The ecological catastrophe that turned a vast Bolivian lake into a salt desert
What was once the country’s second largest lake is now a salt flat and the vanishing waters are taking an indigenous community’s way of life with them
A boat lies on its side on the salt flat that used to be Lake Poopó. Photograph: Laurence Blair
The remainder of an ancient sea at the heart of South America is fast becoming a memory: a white expanse of salt stretches for miles, with just a smear of red, brackish water at its southern edge.
Lake Poopó was once Bolivia’s second largest body of water, but when asked how to get to the lake today, locals correct a visitor.

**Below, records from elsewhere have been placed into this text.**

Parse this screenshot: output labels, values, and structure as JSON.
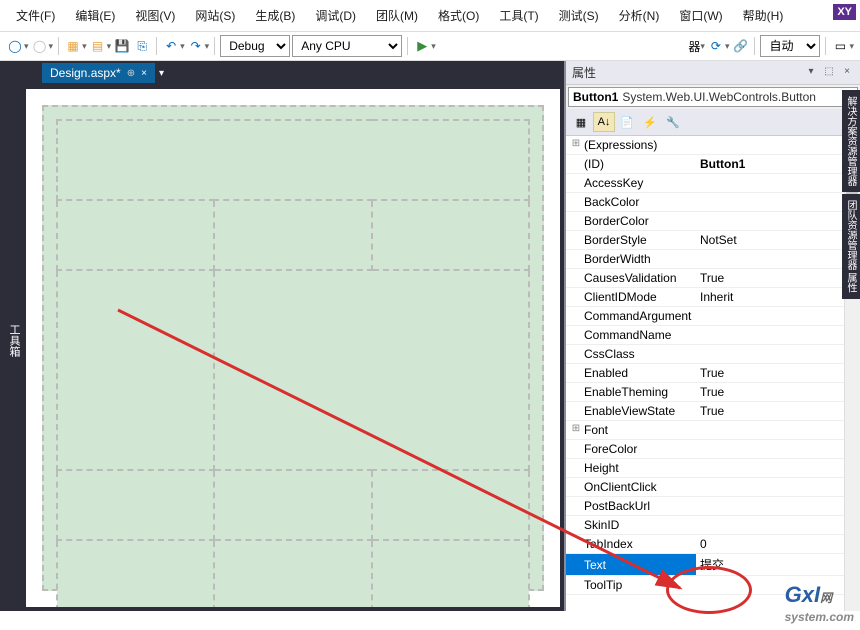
{
  "menubar": {
    "items": [
      "文件(F)",
      "编辑(E)",
      "视图(V)",
      "网站(S)",
      "生成(B)",
      "调试(D)",
      "团队(M)",
      "格式(O)",
      "工具(T)",
      "测试(S)",
      "分析(N)",
      "窗口(W)",
      "帮助(H)"
    ]
  },
  "logo": "XY",
  "toolbar": {
    "config": "Debug",
    "platform": "Any CPU",
    "attach_hint": "器",
    "auto": "自动"
  },
  "left_rail": "工具箱",
  "doc_tab": {
    "title": "Design.aspx*",
    "pin": "⊕",
    "close": "×"
  },
  "right_rails": [
    "解决方案资源管理器",
    "团队资源管理器 属性"
  ],
  "properties": {
    "title": "属性",
    "object_name": "Button1",
    "object_type": "System.Web.UI.WebControls.Button",
    "rows": [
      {
        "name": "(Expressions)",
        "value": "",
        "expand": "⊞"
      },
      {
        "name": "(ID)",
        "value": "Button1",
        "bold": true
      },
      {
        "name": "AccessKey",
        "value": ""
      },
      {
        "name": "BackColor",
        "value": ""
      },
      {
        "name": "BorderColor",
        "value": ""
      },
      {
        "name": "BorderStyle",
        "value": "NotSet"
      },
      {
        "name": "BorderWidth",
        "value": ""
      },
      {
        "name": "CausesValidation",
        "value": "True"
      },
      {
        "name": "ClientIDMode",
        "value": "Inherit"
      },
      {
        "name": "CommandArgument",
        "value": ""
      },
      {
        "name": "CommandName",
        "value": ""
      },
      {
        "name": "CssClass",
        "value": ""
      },
      {
        "name": "Enabled",
        "value": "True"
      },
      {
        "name": "EnableTheming",
        "value": "True"
      },
      {
        "name": "EnableViewState",
        "value": "True"
      },
      {
        "name": "Font",
        "value": "",
        "expand": "⊞"
      },
      {
        "name": "ForeColor",
        "value": ""
      },
      {
        "name": "Height",
        "value": ""
      },
      {
        "name": "OnClientClick",
        "value": ""
      },
      {
        "name": "PostBackUrl",
        "value": ""
      },
      {
        "name": "SkinID",
        "value": ""
      },
      {
        "name": "TabIndex",
        "value": "0"
      },
      {
        "name": "Text",
        "value": "提交",
        "selected": true
      },
      {
        "name": "ToolTip",
        "value": ""
      }
    ]
  },
  "watermark": {
    "brand": "GxI",
    "suffix": "网",
    "domain": "system.com"
  }
}
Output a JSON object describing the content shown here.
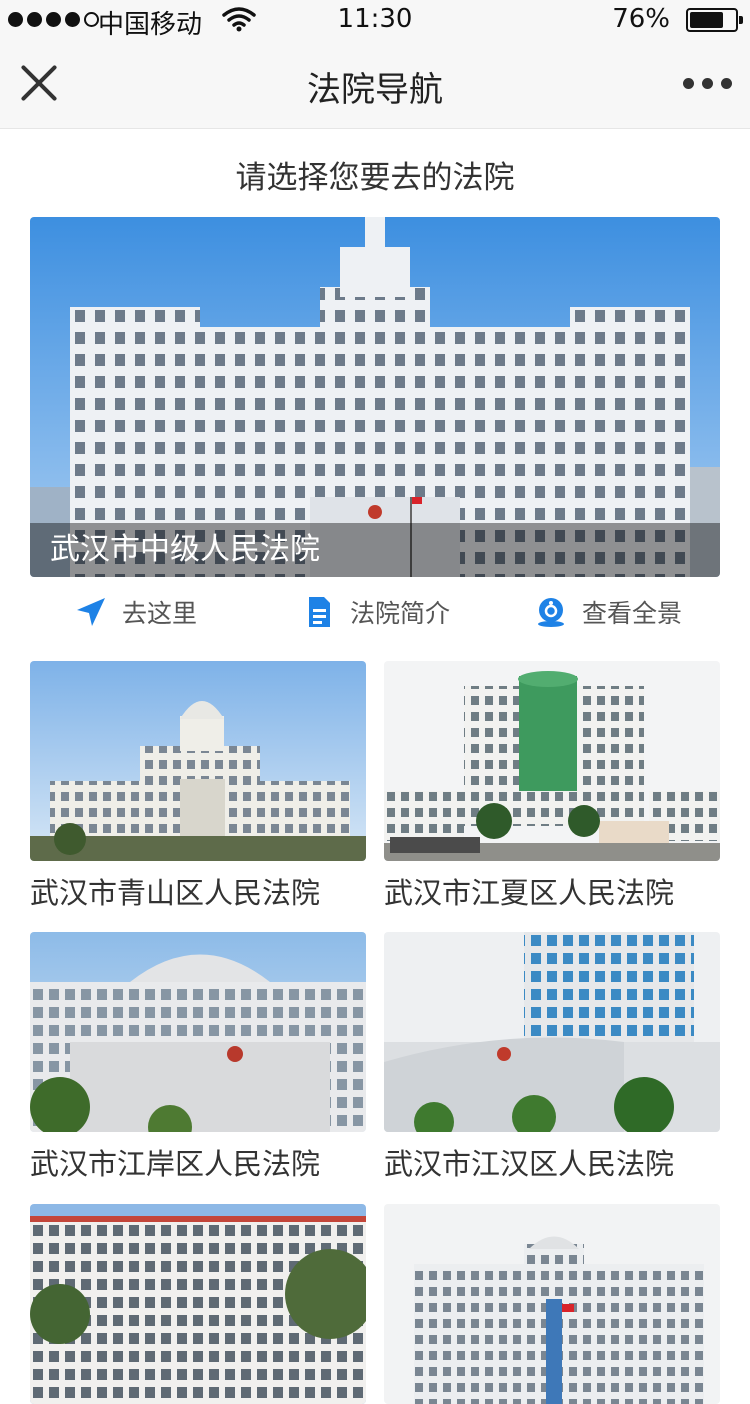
{
  "status_bar": {
    "carrier": "中国移动",
    "time": "11:30",
    "battery": "76%",
    "battery_level": 0.76
  },
  "navbar": {
    "title": "法院导航",
    "close_icon": "close-icon",
    "more_icon": "more-dots-icon"
  },
  "page": {
    "subtitle": "请选择您要去的法院"
  },
  "featured": {
    "name": "武汉市中级人民法院",
    "actions": [
      {
        "label": "去这里",
        "icon": "navigation-arrow-icon"
      },
      {
        "label": "法院简介",
        "icon": "document-icon"
      },
      {
        "label": "查看全景",
        "icon": "panorama-icon"
      }
    ]
  },
  "courts": [
    {
      "name": "武汉市青山区人民法院"
    },
    {
      "name": "武汉市江夏区人民法院"
    },
    {
      "name": "武汉市江岸区人民法院"
    },
    {
      "name": "武汉市江汉区人民法院"
    },
    {
      "name": ""
    },
    {
      "name": ""
    }
  ],
  "colors": {
    "accent": "#1e82e6",
    "bar_background": "#f7f7f7",
    "sky": "#4f9be4"
  }
}
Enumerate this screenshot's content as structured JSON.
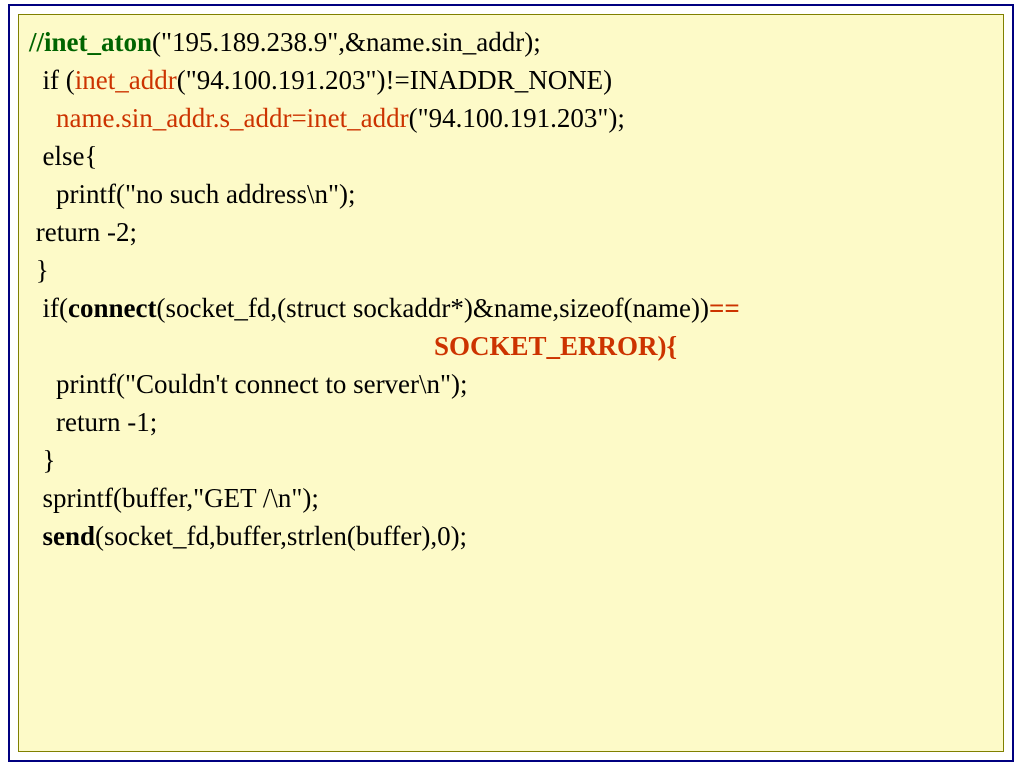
{
  "lines": {
    "l1": {
      "a": "//inet_aton",
      "b": "(\"195.189.238.9\",&name.sin_addr);"
    },
    "l2": {
      "a": "  if (",
      "b": "inet_addr",
      "c": "(\"94.100.191.203\")!=INADDR_NONE)"
    },
    "l3": {
      "a": "    ",
      "b": "name.sin_addr.s_addr=inet_addr",
      "c": "(\"94.100.191.203\");"
    },
    "l4": "  else{",
    "l5": "    printf(\"no such address\\n\");",
    "l6": " return -2;",
    "l7": " }",
    "l8": "",
    "l9": {
      "a": "  if(",
      "b": "connect",
      "c": "(socket_fd,(struct sockaddr*)&name,sizeof(name))",
      "d": "=="
    },
    "l10": {
      "a": "                                                            SOCKET_ERROR){"
    },
    "l11": "    printf(\"Couldn't connect to server\\n\");",
    "l12": "    return -1;",
    "l13": "  }",
    "l14": "  sprintf(buffer,\"GET /\\n\");",
    "l15": "",
    "l16": {
      "a": "  ",
      "b": "send",
      "c": "(socket_fd,buffer,strlen(buffer),0);"
    }
  }
}
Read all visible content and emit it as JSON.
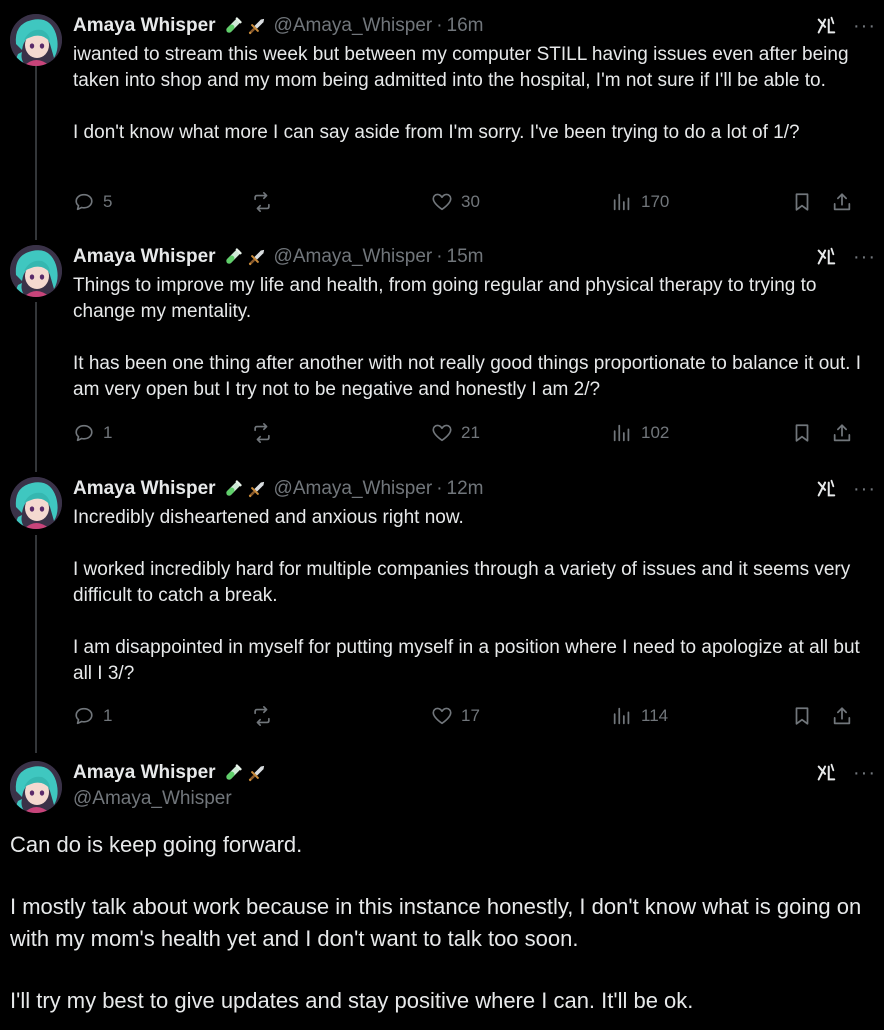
{
  "author": {
    "name": "Amaya Whisper",
    "handle": "@Amaya_Whisper",
    "badges": [
      "test-tube-icon",
      "dagger-icon"
    ]
  },
  "separator": "·",
  "tweets": [
    {
      "time": "16m",
      "paragraphs": [
        "iwanted to stream this week but between my computer STILL having issues even after being taken into shop and my mom being admitted into the hospital, I'm not sure if I'll be able to.",
        "I don't know what more I can say aside from I'm sorry. I've been trying to do a lot of 1/?"
      ],
      "replies": "5",
      "reposts": "",
      "likes": "30",
      "views": "170"
    },
    {
      "time": "15m",
      "paragraphs": [
        "Things to improve my life and health, from going regular and physical therapy to trying to change my mentality.",
        "It has been one thing after another with not really good things proportionate to balance it out. I am very open but I try not to be negative and honestly I am 2/?"
      ],
      "replies": "1",
      "reposts": "",
      "likes": "21",
      "views": "102"
    },
    {
      "time": "12m",
      "paragraphs": [
        "Incredibly disheartened and anxious right now.",
        "I worked incredibly hard for multiple companies through a variety of issues and it seems very difficult to catch a break.",
        "I am disappointed in myself for putting myself in a position where I need to apologize at all but all I 3/?"
      ],
      "replies": "1",
      "reposts": "",
      "likes": "17",
      "views": "114"
    }
  ],
  "final_tweet": {
    "paragraphs": [
      "Can do is keep going forward.",
      "I mostly talk about work because in this instance honestly, I don't know what is going on with my mom's health yet and I don't want to talk too soon.",
      "I'll try my best to give updates and stay positive where I can. It'll be ok."
    ]
  },
  "more_label": "···"
}
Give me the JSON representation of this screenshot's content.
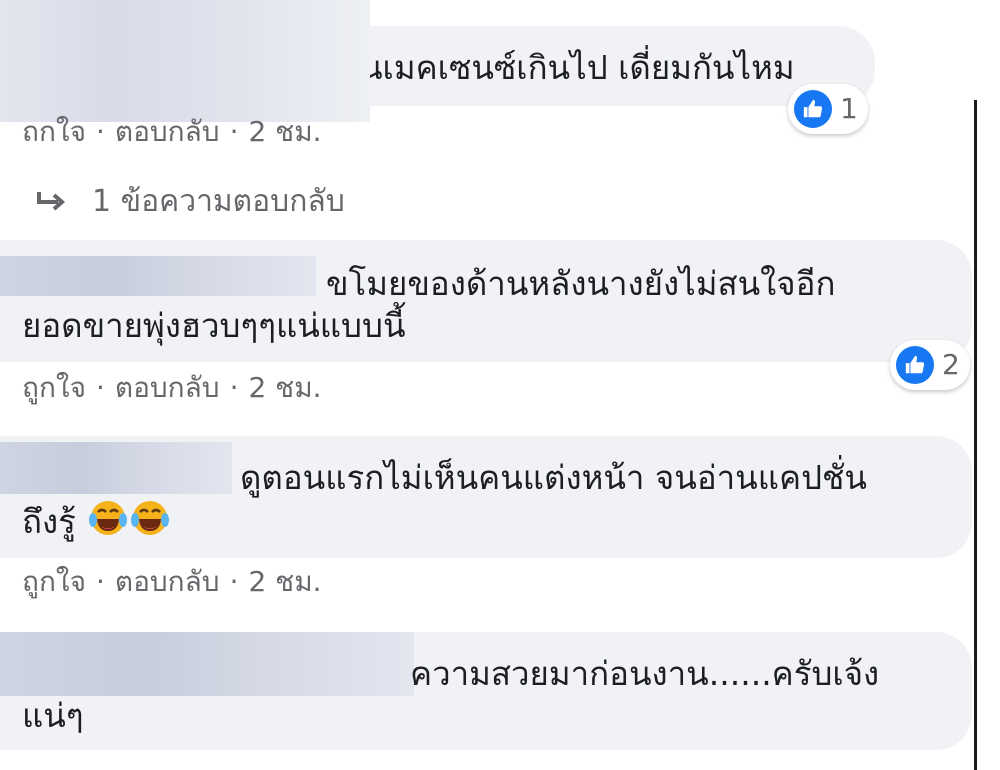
{
  "comments": [
    {
      "line1": "ันเมคเซนซ์เกินไป เดี่ยมกันไหม",
      "line2": "",
      "actions": {
        "like": "ถูกใจ",
        "reply": "ตอบกลับ",
        "time": "2 ชม."
      },
      "reaction_count": "1",
      "replies_link": "1 ข้อความตอบกลับ"
    },
    {
      "line1": "ขโมยของด้านหลังนางยังไม่สนใจอีก",
      "line2": "ยอดขายพุ่งฮวบๆๆแน่แบบนี้",
      "actions": {
        "like": "ถูกใจ",
        "reply": "ตอบกลับ",
        "time": "2 ชม."
      },
      "reaction_count": "2"
    },
    {
      "line1": "ดูตอนแรกไม่เห็นคนแต่งหน้า จนอ่านแคปชั่น",
      "line2": "ถึงรู้",
      "emoji": [
        "face-with-tears-of-joy",
        "face-with-tears-of-joy"
      ],
      "actions": {
        "like": "ถูกใจ",
        "reply": "ตอบกลับ",
        "time": "2 ชม."
      }
    },
    {
      "line1": "ความสวยมาก่อนงาน......ครับเจ้ง",
      "line2": "แน่ๆ"
    }
  ],
  "separator": "·",
  "icons": {
    "like": "thumbs-up-icon",
    "reply": "reply-arrow-icon",
    "emoji": "laughing-crying-emoji-icon"
  },
  "colors": {
    "bubble": "#f0f2f5",
    "like_blue": "#1877f2",
    "meta_text": "#65676b",
    "text": "#1c1e21"
  }
}
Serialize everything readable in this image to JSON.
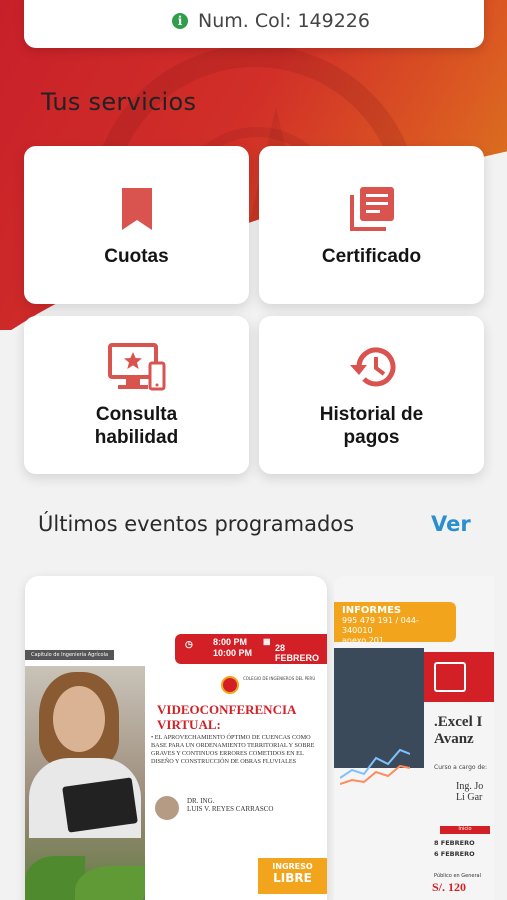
{
  "profile": {
    "col_number": "Num. Col: 149226"
  },
  "services": {
    "title": "Tus servicios",
    "items": [
      {
        "label": "Cuotas",
        "icon": "bookmark-icon"
      },
      {
        "label": "Certificado",
        "icon": "document-stack-icon"
      },
      {
        "label": "Consulta habilidad",
        "icon": "monitor-phone-star-icon"
      },
      {
        "label": "Historial de pagos",
        "icon": "history-clock-icon"
      }
    ]
  },
  "events": {
    "title": "Últimos eventos programados",
    "see_all": "Ver",
    "flyer1": {
      "category": "Capítulo de Ingeniería Agrícola",
      "time1": "8:00 PM",
      "time2": "10:00 PM",
      "date": "28 FEBRERO",
      "org": "COLEGIO DE INGENIEROS DEL PERÚ",
      "heading1": "VIDEOCONFERENCIA",
      "heading2": "VIRTUAL:",
      "topic": "• EL APROVECHAMIENTO ÓPTIMO DE CUENCAS COMO BASE PARA UN ORDENAMIENTO TERRITORIAL Y SOBRE GRAVES Y CONTINUOS ERRORES COMETIDOS EN EL DISEÑO Y CONSTRUCCIÓN DE OBRAS FLUVIALES",
      "speaker1": "DR. ING.",
      "speaker2": "LUIS V. REYES CARRASCO",
      "free1": "INGRESO",
      "free2": "LIBRE"
    },
    "flyer2": {
      "informes": "INFORMES",
      "phones": "995 479 191 / 044-340010",
      "annex": "anexo 201",
      "title1": ".Excel I",
      "title2": "Avanz",
      "course_by": "Curso a cargo de:",
      "instructor1": "Ing. Jo",
      "instructor2": "Li Gar",
      "start_label": "Inicio",
      "date1": "8 FEBRERO",
      "date2": "6 FEBRERO",
      "price_label": "Público en General",
      "price": "S/. 120"
    }
  },
  "colors": {
    "accent_red": "#d9534f",
    "link_blue": "#2a8fcf",
    "status_green": "#2e9e4a"
  }
}
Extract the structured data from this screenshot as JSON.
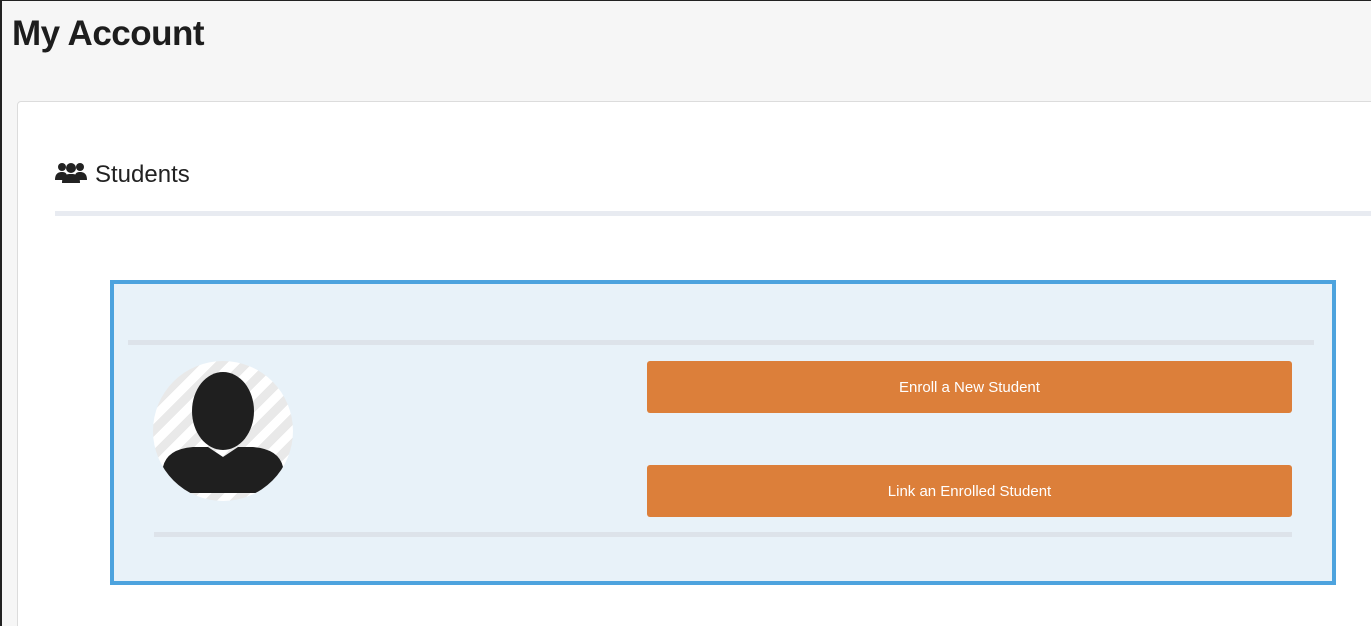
{
  "page": {
    "title": "My Account"
  },
  "students_section": {
    "icon": "users-icon",
    "title": "Students"
  },
  "student_card": {
    "avatar_icon": "user-silhouette-icon",
    "enroll_button_label": "Enroll a New Student",
    "link_button_label": "Link an Enrolled Student"
  },
  "colors": {
    "accent_button": "#dc7f3a",
    "card_border": "#4da3de",
    "card_background": "#e8f2f9"
  }
}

“You mean the ex-lake; the salt flat,” says Arminda Choque, 23, as she waits outside a mobile dental clinic in Llapallapani, a community of crumbling adobe-and-thatch houses inhabited by the indigenous Urus-Muratos, who have lived off the lake’s abundant fish since time immemorial. “I want my children to leave and go to college. There’s no future for them here.”